Privatisation – is it working? Not if you’re on a ferry
NSW Premier Barry O’Farrell has a history of privatising public assets and services. And you could be forgiven for thinking he’s got plenty more plans up his sleeve – potentially including more of our public transport systems.
But is the privatisation model working? Not if you look at the Sydney Ferries model.
Sydney Ferries has been in private hands for 12 months now. In the year since ferries were privatised, prices have soared. The service has also been marred by cancellations and collisions – all despite the O’Farrell government’s promise that privatisation would improve the service.
Passengers on the Manly ferry route are facing a 39 per cent price rise, even though the service has suffered greatly. Since the private takeover cancellations on the route have risen 25 per cent and by 50 per cent when bad weather was excluded.
The poor performance could also be blamed for a rapid decline in passenger numbers on the ferry service, with 13,980 fewer passengers in the year since the takeover.
But despite the obvious failure in the Sydney ferry system, the O’Farrell privatisation push continues.
The government has already announced that the North West Rail Link will be privately run – an interesting decision given the large numbers of complaints about the cost of the privately run airport line.
Many have also said the move to split RailCorp into two separate entities – NSW Trains and Sydney Trains – is merely a case of the Premier and his government packaging the transport system up into tidy little packages ready to sell off to private companies. So far the claim has been denied, with the common and cautiously worded line ‘we have no current plans to privatise the service’ often used by the government spokespeople.
In the case of the Sydney ferry system, the economic argument for the privatisation appears to fall flat when you take into consideration the complete impact on the travelling public. Is the privatisation of our essential services, which is sold as being in the interest of the public, in fact just a thinly veiled ploy to cut public sector wages and conditions and keep friends in big business happy?

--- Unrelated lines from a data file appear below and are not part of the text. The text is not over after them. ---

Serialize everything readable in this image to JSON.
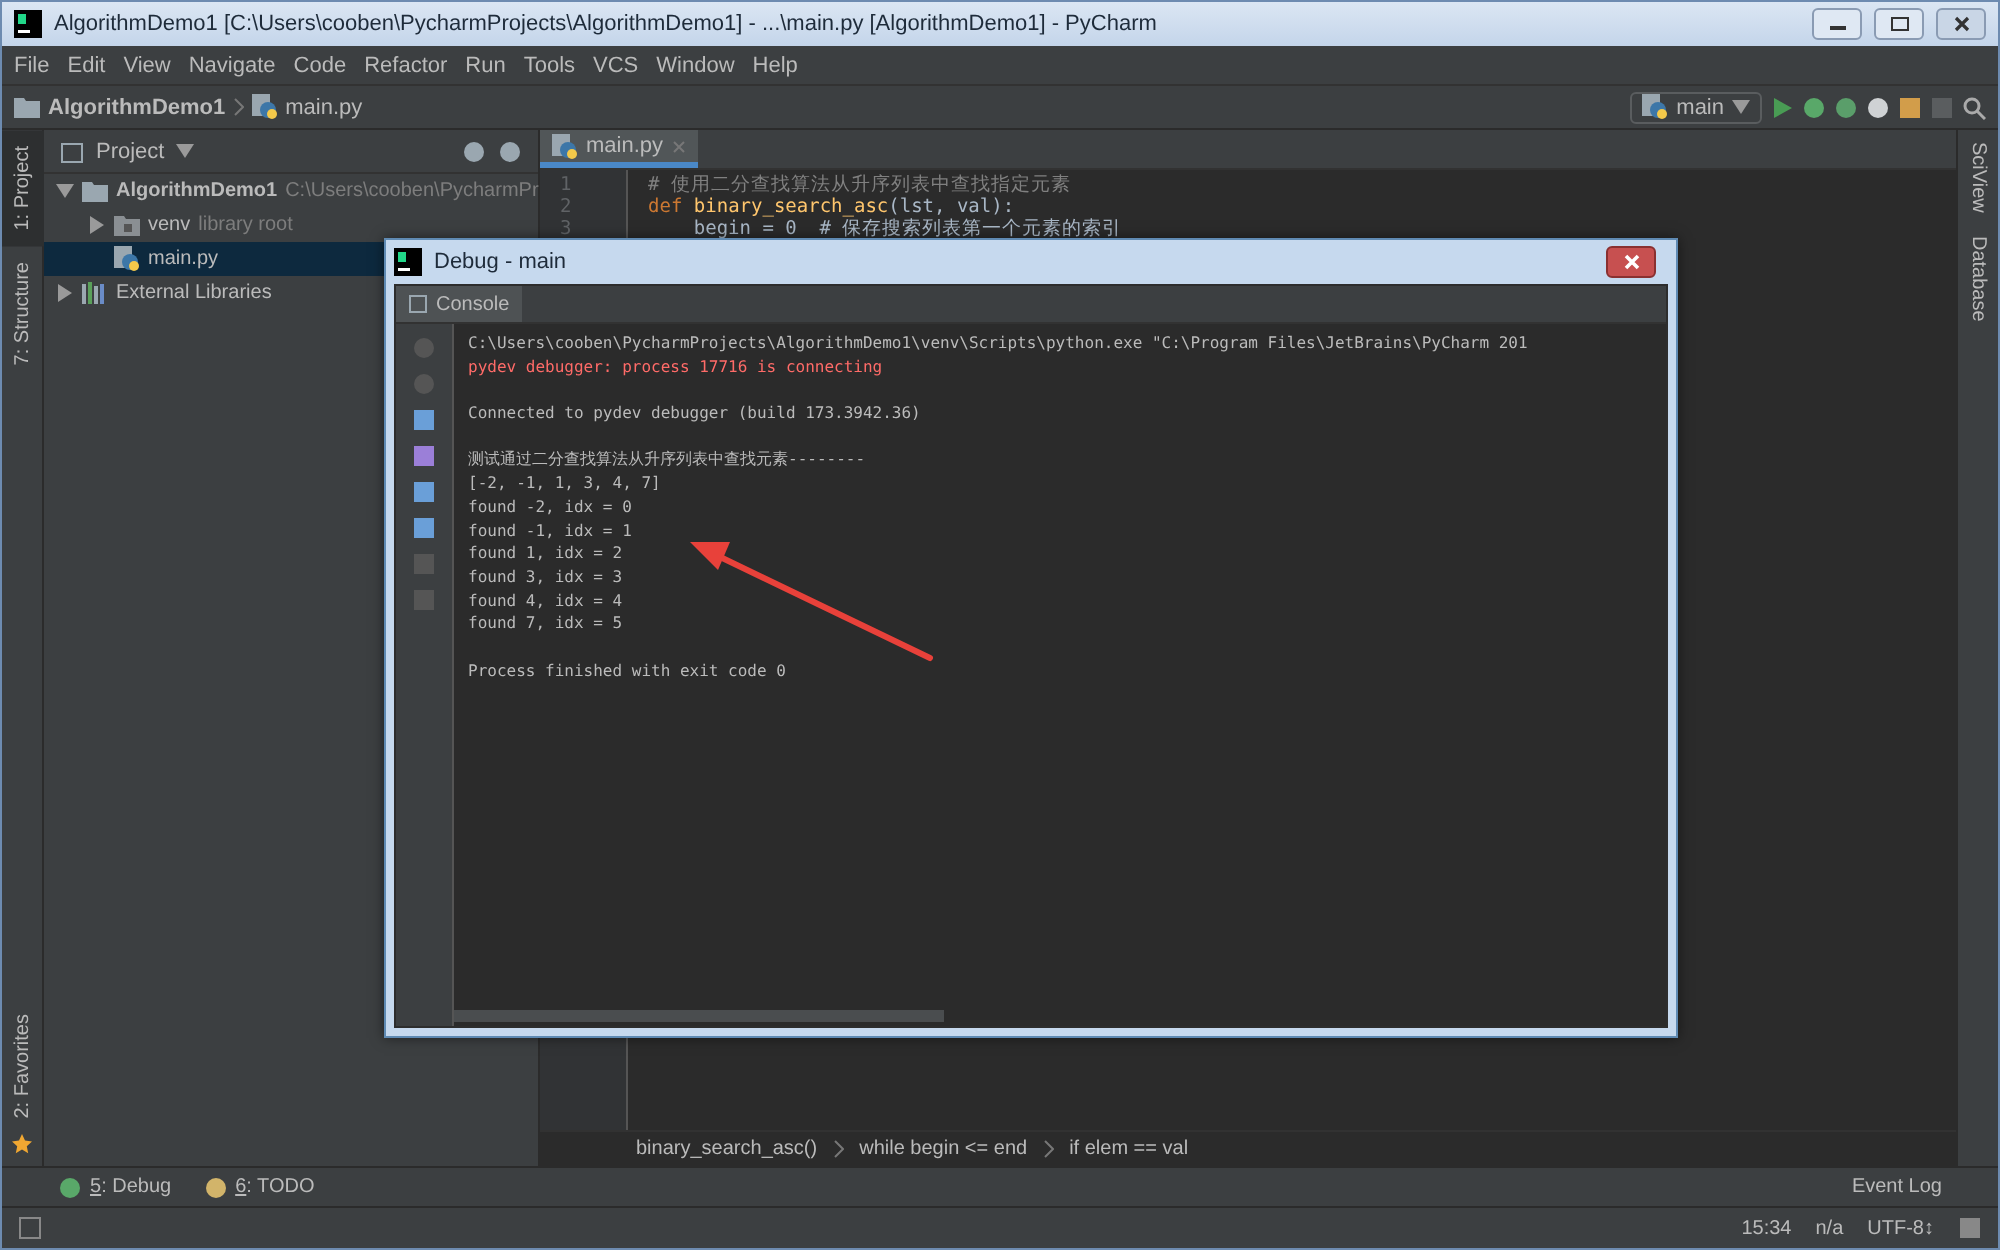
{
  "window": {
    "title": "AlgorithmDemo1 [C:\\Users\\cooben\\PycharmProjects\\AlgorithmDemo1] - ...\\main.py [AlgorithmDemo1] - PyCharm"
  },
  "menu": [
    "File",
    "Edit",
    "View",
    "Navigate",
    "Code",
    "Refactor",
    "Run",
    "Tools",
    "VCS",
    "Window",
    "Help"
  ],
  "navbar": {
    "crumbs": [
      "AlgorithmDemo1",
      "main.py"
    ],
    "run_config": "main"
  },
  "left_stripe": [
    {
      "label": "1: Project",
      "selected": true
    },
    {
      "label": "7: Structure",
      "selected": false
    }
  ],
  "favorites": "2: Favorites",
  "project": {
    "title": "Project",
    "tree": [
      {
        "name": "AlgorithmDemo1",
        "hint": "C:\\Users\\cooben\\PycharmPr",
        "kind": "folder",
        "expanded": true,
        "selected": false,
        "children": [
          {
            "name": "venv",
            "hint": "library root",
            "kind": "venv",
            "expanded": false,
            "selected": false
          },
          {
            "name": "main.py",
            "kind": "file",
            "selected": true
          }
        ]
      },
      {
        "name": "External Libraries",
        "kind": "libs",
        "expanded": false,
        "selected": false
      }
    ]
  },
  "editor": {
    "tab": "main.py",
    "lines": [
      {
        "num": "1",
        "kind": "comment",
        "text": "# 使用二分查找算法从升序列表中查找指定元素"
      },
      {
        "num": "2",
        "kind": "def",
        "keyword": "def",
        "name": "binary_search_asc",
        "rest": "(lst, val):"
      },
      {
        "num": "3",
        "kind": "code",
        "text": "    begin = 0  # 保存搜索列表第一个元素的索引"
      }
    ],
    "breadcrumbs": [
      "binary_search_asc()",
      "while begin <= end",
      "if elem == val"
    ]
  },
  "right_stripe": [
    "SciView",
    "Database"
  ],
  "debug_dialog": {
    "title": "Debug - main",
    "tab": "Console",
    "output": [
      {
        "text": "C:\\Users\\cooben\\PycharmProjects\\AlgorithmDemo1\\venv\\Scripts\\python.exe \"C:\\Program Files\\JetBrains\\PyCharm 201",
        "kind": "normal"
      },
      {
        "text": "pydev debugger: process 17716 is connecting",
        "kind": "error"
      },
      {
        "kind": "blank"
      },
      {
        "text": "Connected to pydev debugger (build 173.3942.36)",
        "kind": "normal"
      },
      {
        "kind": "blank"
      },
      {
        "text": "测试通过二分查找算法从升序列表中查找元素--------",
        "kind": "normal"
      },
      {
        "text": "[-2, -1, 1, 3, 4, 7]",
        "kind": "normal"
      },
      {
        "text": "found -2, idx = 0",
        "kind": "normal"
      },
      {
        "text": "found -1, idx = 1",
        "kind": "normal"
      },
      {
        "text": "found 1, idx = 2",
        "kind": "normal"
      },
      {
        "text": "found 3, idx = 3",
        "kind": "normal"
      },
      {
        "text": "found 4, idx = 4",
        "kind": "normal"
      },
      {
        "text": "found 7, idx = 5",
        "kind": "normal"
      },
      {
        "kind": "blank"
      },
      {
        "text": "Process finished with exit code 0",
        "kind": "normal"
      }
    ]
  },
  "bottom_tools": [
    {
      "key": "5",
      "label": ": Debug"
    },
    {
      "key": "6",
      "label": ": TODO"
    }
  ],
  "event_log": "Event Log",
  "status_bar": {
    "position": "15:34",
    "separator": "n/a",
    "encoding": "UTF-8↕"
  }
}
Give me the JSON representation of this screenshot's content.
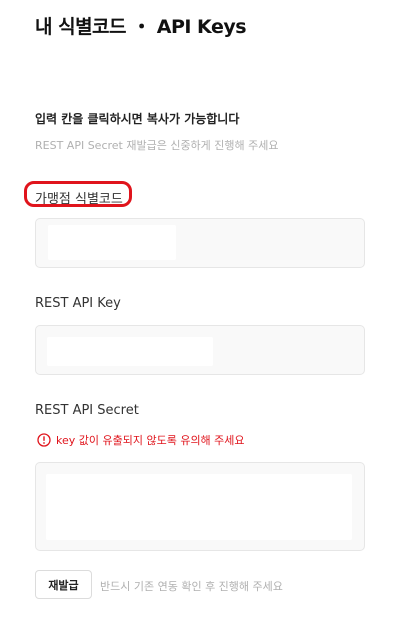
{
  "header": {
    "title": "내 식별코드 ・ API Keys"
  },
  "intro": {
    "instruction": "입력 칸을 클릭하시면 복사가 가능합니다",
    "note": "REST API Secret 재발급은 신중하게 진행해 주세요"
  },
  "fields": {
    "merchant_code": {
      "label": "가맹점 식별코드",
      "value": ""
    },
    "rest_api_key": {
      "label": "REST API Key",
      "value": ""
    },
    "rest_api_secret": {
      "label": "REST API Secret",
      "value": "",
      "warning": "key 값이 유출되지 않도록 유의해 주세요"
    }
  },
  "reissue": {
    "button_label": "재발급",
    "note": "반드시 기존 연동 확인 후 진행해 주세요"
  },
  "icons": {
    "warning": "warning-circle-icon"
  },
  "colors": {
    "highlight": "#e0141c",
    "warning_text": "#e0141c",
    "muted_text": "#b0b0b0",
    "field_background": "#f9f9f9",
    "field_border": "#e6e6e6"
  }
}
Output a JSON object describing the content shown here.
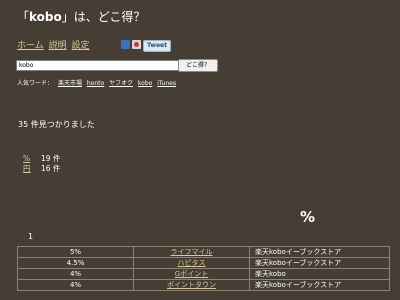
{
  "title": {
    "open_bracket": "「",
    "keyword": "kobo",
    "suffix": "」は、どこ得？"
  },
  "nav": {
    "home": "ホーム",
    "help": "説明",
    "settings": "設定"
  },
  "share": {
    "tweet_label": "Tweet"
  },
  "search": {
    "value": "kobo",
    "button_label": "どこ得？"
  },
  "popular": {
    "label": "人気ワード：",
    "words": [
      "楽天市場",
      "honto",
      "ヤフオク",
      "kobo",
      "iTunes"
    ]
  },
  "result_text": "35 件見つかりました",
  "counts": [
    {
      "key": "%",
      "value": "19 件"
    },
    {
      "key": "円",
      "value": "16 件"
    }
  ],
  "percent_heading": "%",
  "page_number": "1",
  "rows": [
    {
      "rate": "5%",
      "site": "ライフマイル",
      "shop": "楽天koboイーブックストア"
    },
    {
      "rate": "4.5%",
      "site": "ハピタス",
      "shop": "楽天koboイーブックストア"
    },
    {
      "rate": "4%",
      "site": "Gポイント",
      "shop": "楽天kobo"
    },
    {
      "rate": "4%",
      "site": "ポイントタウン",
      "shop": "楽天koboイーブックストア"
    }
  ]
}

Have the lines between ‘public’ and ‘private’ become blurred? Are governments, like the O’Farrell Government, moving the boundary lines when it comes to distinguishing what services should be run by the government for the public good in order to fill their coffers?
Do you think Barry O’Farrell has plans to further privatise our public transport system?